---------- PROVIDED ENTRIES ----------

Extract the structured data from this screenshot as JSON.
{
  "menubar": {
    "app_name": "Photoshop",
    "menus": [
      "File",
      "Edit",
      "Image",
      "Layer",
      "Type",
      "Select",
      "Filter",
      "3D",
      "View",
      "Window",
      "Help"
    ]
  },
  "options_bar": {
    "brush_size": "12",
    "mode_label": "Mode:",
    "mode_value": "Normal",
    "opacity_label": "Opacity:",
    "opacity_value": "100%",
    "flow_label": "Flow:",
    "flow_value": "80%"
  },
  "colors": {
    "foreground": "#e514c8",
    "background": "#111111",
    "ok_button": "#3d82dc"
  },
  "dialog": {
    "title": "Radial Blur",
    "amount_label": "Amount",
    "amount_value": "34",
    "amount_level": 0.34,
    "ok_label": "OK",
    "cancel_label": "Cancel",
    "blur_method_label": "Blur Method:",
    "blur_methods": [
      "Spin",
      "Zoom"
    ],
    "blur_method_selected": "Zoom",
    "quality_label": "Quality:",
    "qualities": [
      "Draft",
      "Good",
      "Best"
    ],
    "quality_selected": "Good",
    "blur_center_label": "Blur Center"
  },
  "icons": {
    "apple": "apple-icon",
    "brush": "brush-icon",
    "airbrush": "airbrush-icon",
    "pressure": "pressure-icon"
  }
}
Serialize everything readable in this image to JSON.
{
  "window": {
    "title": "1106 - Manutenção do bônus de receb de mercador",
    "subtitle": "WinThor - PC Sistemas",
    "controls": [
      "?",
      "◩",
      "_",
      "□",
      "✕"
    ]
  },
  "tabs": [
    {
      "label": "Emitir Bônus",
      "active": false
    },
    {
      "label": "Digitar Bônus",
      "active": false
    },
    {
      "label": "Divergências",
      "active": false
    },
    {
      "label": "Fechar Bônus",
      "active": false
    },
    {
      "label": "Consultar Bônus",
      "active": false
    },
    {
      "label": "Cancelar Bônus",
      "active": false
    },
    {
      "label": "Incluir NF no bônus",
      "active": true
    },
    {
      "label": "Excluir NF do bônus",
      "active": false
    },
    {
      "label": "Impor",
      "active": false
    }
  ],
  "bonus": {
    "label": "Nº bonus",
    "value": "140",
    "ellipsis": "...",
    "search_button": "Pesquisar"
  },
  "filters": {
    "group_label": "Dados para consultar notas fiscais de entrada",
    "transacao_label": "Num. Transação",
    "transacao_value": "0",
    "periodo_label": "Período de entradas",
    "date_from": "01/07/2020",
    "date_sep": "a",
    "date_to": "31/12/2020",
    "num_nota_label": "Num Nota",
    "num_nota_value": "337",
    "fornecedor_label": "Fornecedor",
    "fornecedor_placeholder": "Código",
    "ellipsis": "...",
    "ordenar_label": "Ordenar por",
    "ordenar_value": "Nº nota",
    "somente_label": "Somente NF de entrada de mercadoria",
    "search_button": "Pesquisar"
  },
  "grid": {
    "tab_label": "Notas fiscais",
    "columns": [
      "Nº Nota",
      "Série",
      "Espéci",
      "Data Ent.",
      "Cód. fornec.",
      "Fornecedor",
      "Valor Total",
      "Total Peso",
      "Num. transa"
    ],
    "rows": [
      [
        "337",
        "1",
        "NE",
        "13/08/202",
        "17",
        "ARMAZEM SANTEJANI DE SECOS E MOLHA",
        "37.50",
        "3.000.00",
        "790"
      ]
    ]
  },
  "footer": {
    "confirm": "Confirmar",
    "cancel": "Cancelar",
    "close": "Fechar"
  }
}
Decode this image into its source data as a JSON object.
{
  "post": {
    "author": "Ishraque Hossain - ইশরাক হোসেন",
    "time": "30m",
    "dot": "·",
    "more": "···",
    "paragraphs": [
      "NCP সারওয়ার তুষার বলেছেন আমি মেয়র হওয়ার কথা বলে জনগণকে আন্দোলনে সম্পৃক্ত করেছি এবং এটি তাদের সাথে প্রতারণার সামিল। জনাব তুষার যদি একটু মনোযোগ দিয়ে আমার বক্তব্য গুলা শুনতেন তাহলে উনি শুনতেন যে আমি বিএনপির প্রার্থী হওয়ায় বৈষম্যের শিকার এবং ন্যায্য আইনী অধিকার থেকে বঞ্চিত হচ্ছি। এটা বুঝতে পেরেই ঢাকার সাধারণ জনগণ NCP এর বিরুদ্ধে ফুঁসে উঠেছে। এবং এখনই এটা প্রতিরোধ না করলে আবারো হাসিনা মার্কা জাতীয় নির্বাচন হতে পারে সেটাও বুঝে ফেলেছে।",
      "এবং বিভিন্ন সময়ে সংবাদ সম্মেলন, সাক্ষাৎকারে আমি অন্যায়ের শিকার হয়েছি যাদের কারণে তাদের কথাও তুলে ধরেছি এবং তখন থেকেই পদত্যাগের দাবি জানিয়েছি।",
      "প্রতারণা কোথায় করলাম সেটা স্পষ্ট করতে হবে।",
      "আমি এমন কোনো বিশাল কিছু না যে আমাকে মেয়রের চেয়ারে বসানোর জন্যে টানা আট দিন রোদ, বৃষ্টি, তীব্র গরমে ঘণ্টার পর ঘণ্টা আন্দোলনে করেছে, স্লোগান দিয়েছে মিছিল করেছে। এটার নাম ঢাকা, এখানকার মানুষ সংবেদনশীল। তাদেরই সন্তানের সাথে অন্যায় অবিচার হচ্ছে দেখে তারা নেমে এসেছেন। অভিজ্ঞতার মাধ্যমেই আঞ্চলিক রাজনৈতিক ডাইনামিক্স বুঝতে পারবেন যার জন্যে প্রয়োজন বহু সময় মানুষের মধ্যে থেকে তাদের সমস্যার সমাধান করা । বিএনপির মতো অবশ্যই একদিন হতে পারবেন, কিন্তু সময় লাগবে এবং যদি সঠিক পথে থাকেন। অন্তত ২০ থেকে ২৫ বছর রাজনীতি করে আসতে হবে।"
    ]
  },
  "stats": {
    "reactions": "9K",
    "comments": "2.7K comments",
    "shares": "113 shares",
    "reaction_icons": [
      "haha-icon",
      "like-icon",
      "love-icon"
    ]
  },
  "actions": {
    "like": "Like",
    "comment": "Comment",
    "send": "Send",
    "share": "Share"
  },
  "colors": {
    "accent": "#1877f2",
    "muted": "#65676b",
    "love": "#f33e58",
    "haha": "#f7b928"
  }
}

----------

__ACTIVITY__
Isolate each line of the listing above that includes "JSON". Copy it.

__SOLUTION FOR THIS TASK__
Extract the structured data from this screenshot as JSON.
Serialize everything readable in this image to JSON.
Decode this image into its source data as a JSON object.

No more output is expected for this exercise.